[Element data from apps and pages]
-- -- --

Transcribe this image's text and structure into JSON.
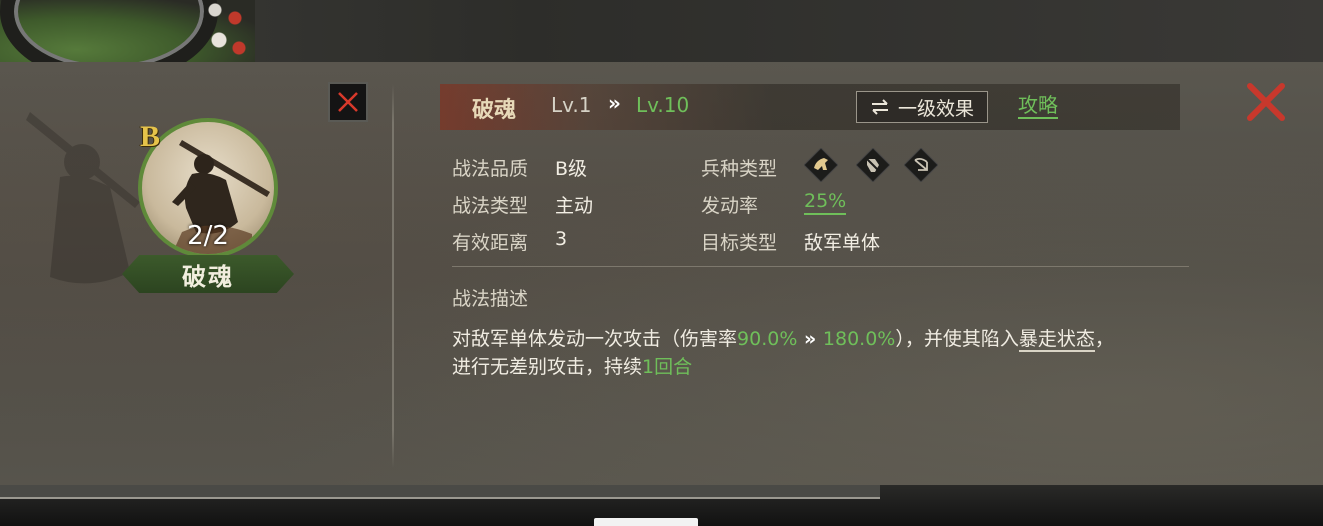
{
  "skill": {
    "name": "破魂",
    "grade_badge": "B",
    "uses": "2/2",
    "level_from": "Lv.1",
    "level_arrow": "»",
    "level_to": "Lv.10"
  },
  "header": {
    "effect_button_icon": "swap-arrows-icon",
    "effect_button_label": "一级效果",
    "strategy_link": "攻略"
  },
  "attributes": {
    "quality_label": "战法品质",
    "quality_value": "B级",
    "type_label": "战法类型",
    "type_value": "主动",
    "range_label": "有效距离",
    "range_value": "3",
    "troop_label": "兵种类型",
    "troop_icons": [
      "cavalry-icon",
      "shield-icon",
      "bow-icon"
    ],
    "rate_label": "发动率",
    "rate_value": "25%",
    "target_label": "目标类型",
    "target_value": "敌军单体"
  },
  "description": {
    "title": "战法描述",
    "line1_a": "对敌军单体发动一次攻击（伤害率",
    "damage_from": "90.0%",
    "arrow": " » ",
    "damage_to": "180.0%",
    "line1_b": "），并使其陷入",
    "status_name": "暴走状态",
    "line1_c": "，",
    "line2_a": "进行无差别攻击，持续",
    "duration": "1回合"
  },
  "colors": {
    "accent_green": "#6fbf5a",
    "grade_gold": "#e6c34a",
    "close_red": "#c8382c"
  }
}
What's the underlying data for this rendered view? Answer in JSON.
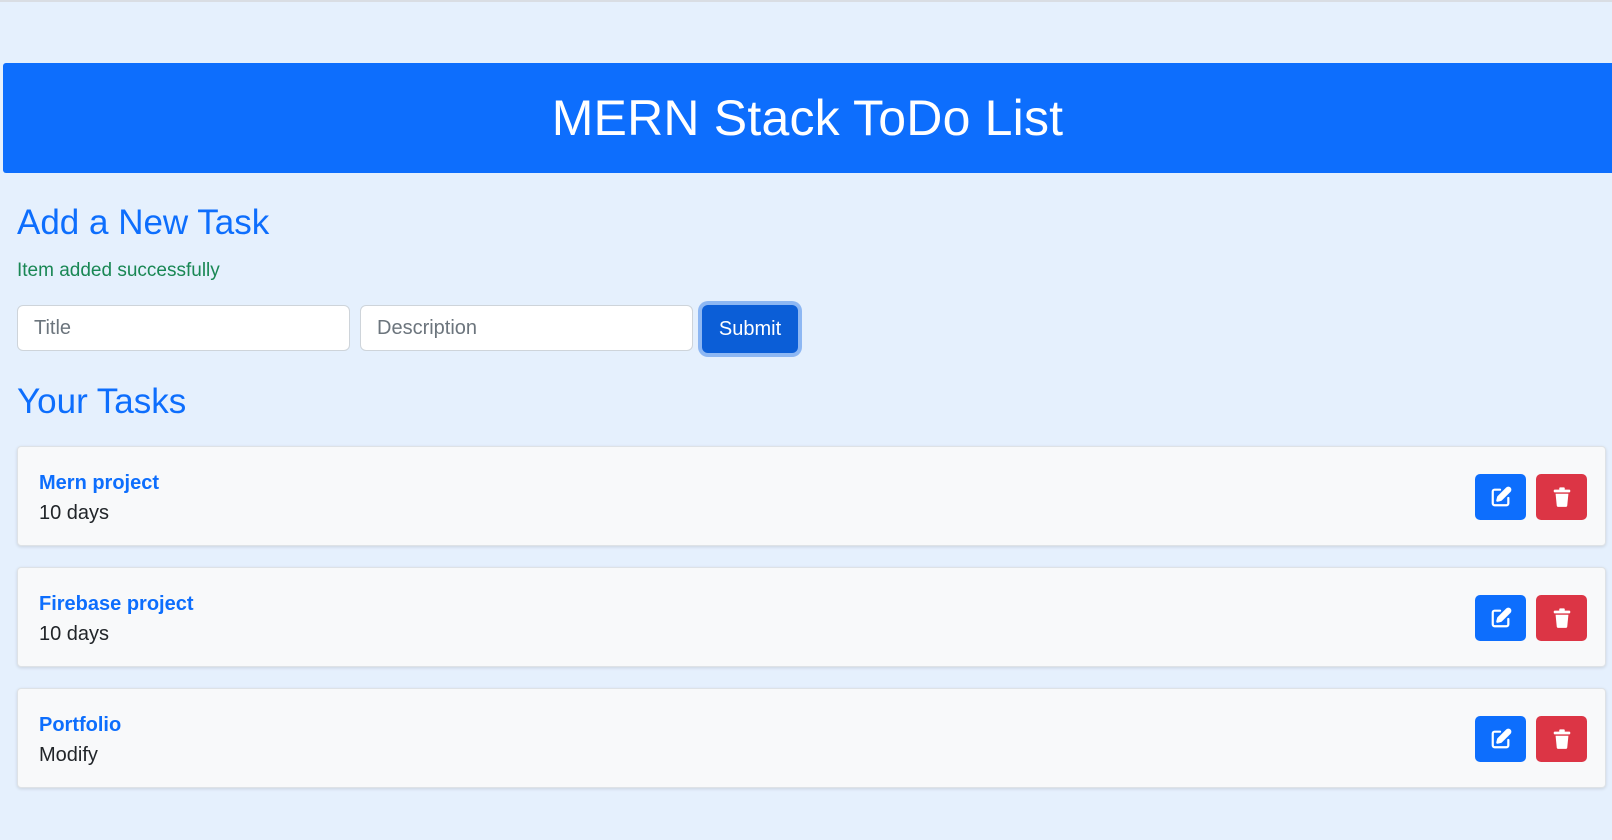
{
  "header": {
    "title": "MERN Stack ToDo List"
  },
  "add_section": {
    "heading": "Add a New Task",
    "success_message": "Item added successfully",
    "title_placeholder": "Title",
    "title_value": "",
    "description_placeholder": "Description",
    "description_value": "",
    "submit_label": "Submit"
  },
  "tasks_section": {
    "heading": "Your Tasks",
    "tasks": [
      {
        "title": "Mern project",
        "description": "10 days"
      },
      {
        "title": "Firebase project",
        "description": "10 days"
      },
      {
        "title": "Portfolio",
        "description": "Modify"
      }
    ]
  },
  "colors": {
    "primary": "#0d6efd",
    "danger": "#dc3545",
    "success": "#198754",
    "background": "#e5f0fd"
  },
  "icons": {
    "edit": "edit-icon",
    "delete": "trash-icon"
  }
}
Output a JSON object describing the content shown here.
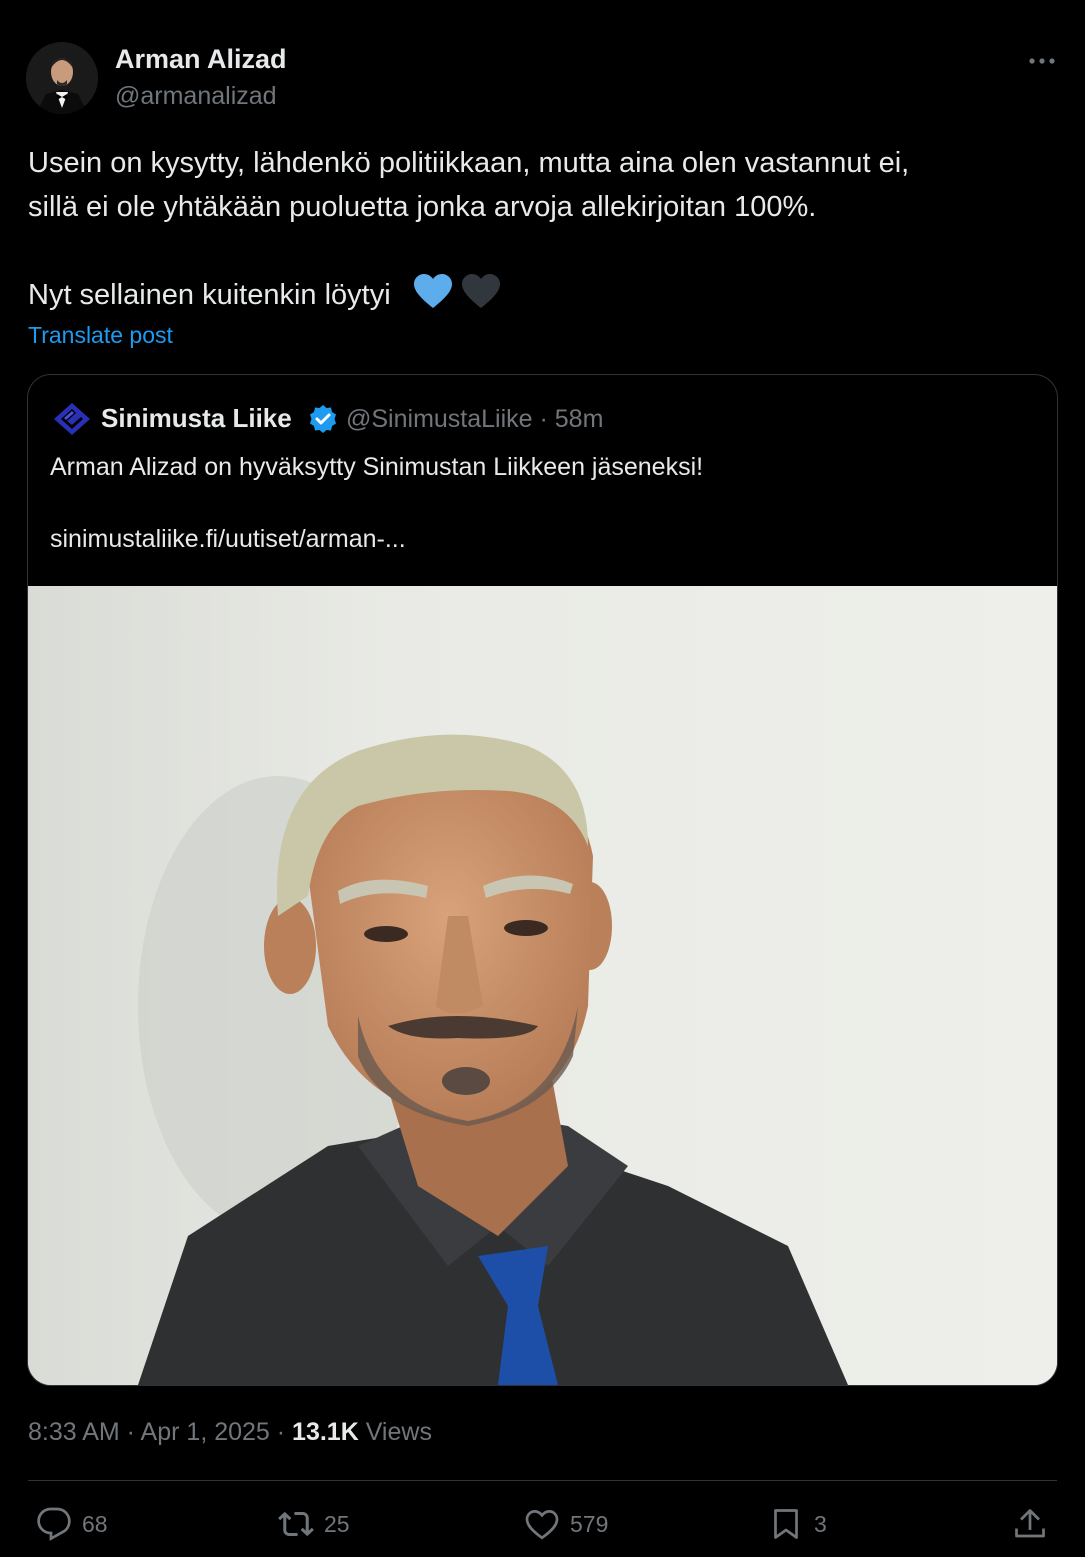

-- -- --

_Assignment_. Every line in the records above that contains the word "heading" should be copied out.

_Result for this exercise_.
    "heading": "Add a New Task",
    "heading": "Your Tasks",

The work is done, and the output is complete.